The data comes from the Destinations of Leavers from Higher Education survey, by the Higher Education Statistics Agency (HESA), which questioned students who have left university and gone into employment both in the country where they qualified and elsewhere.
It had about 5,000 respondents from a possible 15,000 graduates who left Welsh Higher Education Institutions (HEIs) in 2012/13 - a response rate of about 39%.
The report said 67.6% of the 2012/2013 graduates from Welsh universities were earning above £21,000 per year - the minimum required to begin student loan repayments.
By contrast, 78.8% of graduates from English HEIs secured salaries over this level, with the equivalent figure for Scotland 78.2% and 69.1% in Northern Ireland.
The figures also showed 80.8% of graduates from Welsh HEIs who responded to the survey were in employment after three and a half years, versus 81.8% from English institutions.
The Welsh Conservatives' education spokesman, Darren Millar, said: "Under Labour, Wales has the lowest take-home pay in the UK so it's no wonder that Welsh graduates are being paid less than elsewhere.
"The Welsh Government must work with the private sector to grow the better-paid private sector jobs that our graduates need or the brain drain to other parts of the UK will continue."
Fears were raised in August that more graduates may have left Wales than arrived between 2013 and 2016, a situation Andrew Henley, an economist at Cardiff Business School, described as "really quite worrying".
Dominic Booth, 24, is a Cardiff University postgraduate from Manchester. After graduating in 2014 he worked at a newspaper in Weston-super-Mare, and is now a sports writer for Wales Online, where he earns £18,000 a year.
"A lot of graduates just aren't getting their value for money," he said. "I've done quite a specific degree so I'm not exactly getting lots of job offers.
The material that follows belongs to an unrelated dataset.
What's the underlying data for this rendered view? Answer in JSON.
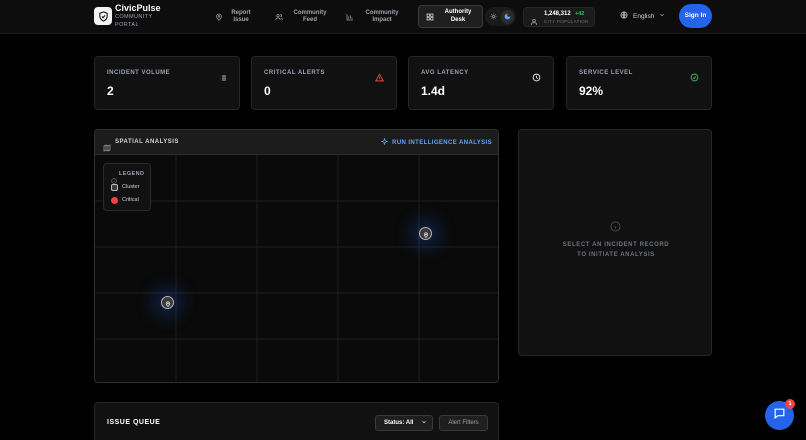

"The cost of living is lower here. It's possible that, if I was living in London I'd be paid more as the cost of living is that much higher, but I still don't think I'd be getting a good value for money."
A spokesman for Cardiff University said they had a "significantly higher" than average number of well-off graduates, with 95% employed or studying six months after graduating.
"An average of 80% of our graduates earn more than £21,000 three and a half years after graduation, according to the latest figures," they said.
"As a university we are committed to supporting the employability of our students throughout their time, ensuring that degree programmes and extra-curricular opportunities provide the experience, skills and attributes that employers are looking for."
Andrea Powell, 26, from Ross-on-Wye, Herefordshire, graduated from Aberystwyth University in 2013. She is earning £15,000 per year as an accountant in the Ceredigion town.
"I'm not surprised that Welsh universities have the lowest-paid graduates," she said.
"I think the universities are less highly-regarded than other English universities within the work place."
Nick Saunders, 22, from South Staffordshire, graduated from Aberystwyth University this year. He now works in a temporary admin position at a stock transfer company.
"I'm paid weekly, £8 an hour, which is actually less than I earned when I used to work for a recycling plant before I graduated," he said.
"From my experience at Aber, I know more people who've gone into temp jobs or services than those who've gone into what you might call a 'graduate' position."
Responding to the survey, the Welsh Government said it only had a "small sample size".
A spokesman added: "As well as reflecting wage levels, which are understandably lower than in other wealthier parts of the UK, the statistics also show that employment numbers for graduates in Wales are very strong and that more than half of the graduates from our universities choose to stay here after completing their degrees."